* Data to use:
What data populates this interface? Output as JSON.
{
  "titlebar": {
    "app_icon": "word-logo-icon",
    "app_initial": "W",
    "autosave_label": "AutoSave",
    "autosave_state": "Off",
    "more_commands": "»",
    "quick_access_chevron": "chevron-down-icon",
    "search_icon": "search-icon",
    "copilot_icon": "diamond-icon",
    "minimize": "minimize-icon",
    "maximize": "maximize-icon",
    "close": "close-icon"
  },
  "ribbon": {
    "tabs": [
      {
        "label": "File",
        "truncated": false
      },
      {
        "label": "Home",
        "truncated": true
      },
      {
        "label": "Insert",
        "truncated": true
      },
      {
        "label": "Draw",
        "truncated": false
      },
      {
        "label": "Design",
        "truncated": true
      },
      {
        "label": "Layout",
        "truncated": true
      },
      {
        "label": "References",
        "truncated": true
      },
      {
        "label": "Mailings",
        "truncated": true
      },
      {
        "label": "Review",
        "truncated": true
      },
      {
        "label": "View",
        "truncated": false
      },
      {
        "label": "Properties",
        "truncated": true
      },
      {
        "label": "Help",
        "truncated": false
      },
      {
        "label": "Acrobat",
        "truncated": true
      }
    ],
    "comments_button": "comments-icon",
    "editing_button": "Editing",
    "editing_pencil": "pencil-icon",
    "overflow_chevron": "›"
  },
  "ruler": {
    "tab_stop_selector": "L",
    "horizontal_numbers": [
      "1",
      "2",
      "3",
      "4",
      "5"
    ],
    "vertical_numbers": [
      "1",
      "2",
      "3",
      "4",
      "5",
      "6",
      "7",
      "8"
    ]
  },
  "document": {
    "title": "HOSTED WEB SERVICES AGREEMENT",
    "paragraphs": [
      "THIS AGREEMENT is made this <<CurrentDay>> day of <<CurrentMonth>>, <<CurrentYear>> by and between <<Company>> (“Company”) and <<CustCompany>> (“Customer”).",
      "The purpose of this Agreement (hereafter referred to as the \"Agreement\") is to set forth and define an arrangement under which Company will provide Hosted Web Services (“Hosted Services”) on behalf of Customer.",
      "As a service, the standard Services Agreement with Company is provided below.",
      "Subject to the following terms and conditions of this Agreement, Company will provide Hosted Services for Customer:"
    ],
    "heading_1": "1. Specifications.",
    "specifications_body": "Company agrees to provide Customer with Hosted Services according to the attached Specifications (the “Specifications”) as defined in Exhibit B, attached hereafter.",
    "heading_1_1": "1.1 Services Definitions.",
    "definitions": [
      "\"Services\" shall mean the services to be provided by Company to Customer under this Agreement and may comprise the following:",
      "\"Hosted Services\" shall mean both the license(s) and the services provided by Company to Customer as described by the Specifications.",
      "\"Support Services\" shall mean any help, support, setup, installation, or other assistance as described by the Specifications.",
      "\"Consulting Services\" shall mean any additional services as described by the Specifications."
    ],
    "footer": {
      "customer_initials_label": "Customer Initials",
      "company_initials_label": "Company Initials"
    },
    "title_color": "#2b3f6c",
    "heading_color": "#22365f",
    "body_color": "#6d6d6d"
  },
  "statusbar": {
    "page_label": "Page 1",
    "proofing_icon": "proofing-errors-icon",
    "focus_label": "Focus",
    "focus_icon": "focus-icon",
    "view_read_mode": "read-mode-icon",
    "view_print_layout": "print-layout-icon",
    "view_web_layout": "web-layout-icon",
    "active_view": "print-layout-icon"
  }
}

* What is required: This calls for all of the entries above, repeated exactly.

* Output of the task:
What data populates this interface? Output as JSON.
{
  "titlebar": {
    "app_icon": "word-logo-icon",
    "app_initial": "W",
    "autosave_label": "AutoSave",
    "autosave_state": "Off",
    "more_commands": "»",
    "quick_access_chevron": "chevron-down-icon",
    "search_icon": "search-icon",
    "copilot_icon": "diamond-icon",
    "minimize": "minimize-icon",
    "maximize": "maximize-icon",
    "close": "close-icon"
  },
  "ribbon": {
    "tabs": [
      {
        "label": "File",
        "truncated": false
      },
      {
        "label": "Home",
        "truncated": true
      },
      {
        "label": "Insert",
        "truncated": true
      },
      {
        "label": "Draw",
        "truncated": false
      },
      {
        "label": "Design",
        "truncated": true
      },
      {
        "label": "Layout",
        "truncated": true
      },
      {
        "label": "References",
        "truncated": true
      },
      {
        "label": "Mailings",
        "truncated": true
      },
      {
        "label": "Review",
        "truncated": true
      },
      {
        "label": "View",
        "truncated": false
      },
      {
        "label": "Properties",
        "truncated": true
      },
      {
        "label": "Help",
        "truncated": false
      },
      {
        "label": "Acrobat",
        "truncated": true
      }
    ],
    "comments_button": "comments-icon",
    "editing_button": "Editing",
    "editing_pencil": "pencil-icon",
    "overflow_chevron": "›"
  },
  "ruler": {
    "tab_stop_selector": "L",
    "horizontal_numbers": [
      "1",
      "2",
      "3",
      "4",
      "5"
    ],
    "vertical_numbers": [
      "1",
      "2",
      "3",
      "4",
      "5",
      "6",
      "7",
      "8"
    ]
  },
  "document": {
    "title": "HOSTED WEB SERVICES AGREEMENT",
    "paragraphs": [
      "THIS AGREEMENT is made this <<CurrentDay>> day of <<CurrentMonth>>, <<CurrentYear>> by and between <<Company>> (“Company”) and <<CustCompany>> (“Customer”).",
      "The purpose of this Agreement (hereafter referred to as the \"Agreement\") is to set forth and define an arrangement under which Company will provide Hosted Web Services (“Hosted Services”) on behalf of Customer.",
      "As a service, the standard Services Agreement with Company is provided below.",
      "Subject to the following terms and conditions of this Agreement, Company will provide Hosted Services for Customer:"
    ],
    "heading_1": "1. Specifications.",
    "specifications_body": "Company agrees to provide Customer with Hosted Services according to the attached Specifications (the “Specifications”) as defined in Exhibit B, attached hereafter.",
    "heading_1_1": "1.1 Services Definitions.",
    "definitions": [
      "\"Services\" shall mean the services to be provided by Company to Customer under this Agreement and may comprise the following:",
      "\"Hosted Services\" shall mean both the license(s) and the services provided by Company to Customer as described by the Specifications.",
      "\"Support Services\" shall mean any help, support, setup, installation, or other assistance as described by the Specifications.",
      "\"Consulting Services\" shall mean any additional services as described by the Specifications."
    ],
    "footer": {
      "customer_initials_label": "Customer Initials",
      "company_initials_label": "Company Initials"
    },
    "title_color": "#2b3f6c",
    "heading_color": "#22365f",
    "body_color": "#6d6d6d"
  },
  "statusbar": {
    "page_label": "Page 1",
    "proofing_icon": "proofing-errors-icon",
    "focus_label": "Focus",
    "focus_icon": "focus-icon",
    "view_read_mode": "read-mode-icon",
    "view_print_layout": "print-layout-icon",
    "view_web_layout": "web-layout-icon",
    "active_view": "print-layout-icon"
  }
}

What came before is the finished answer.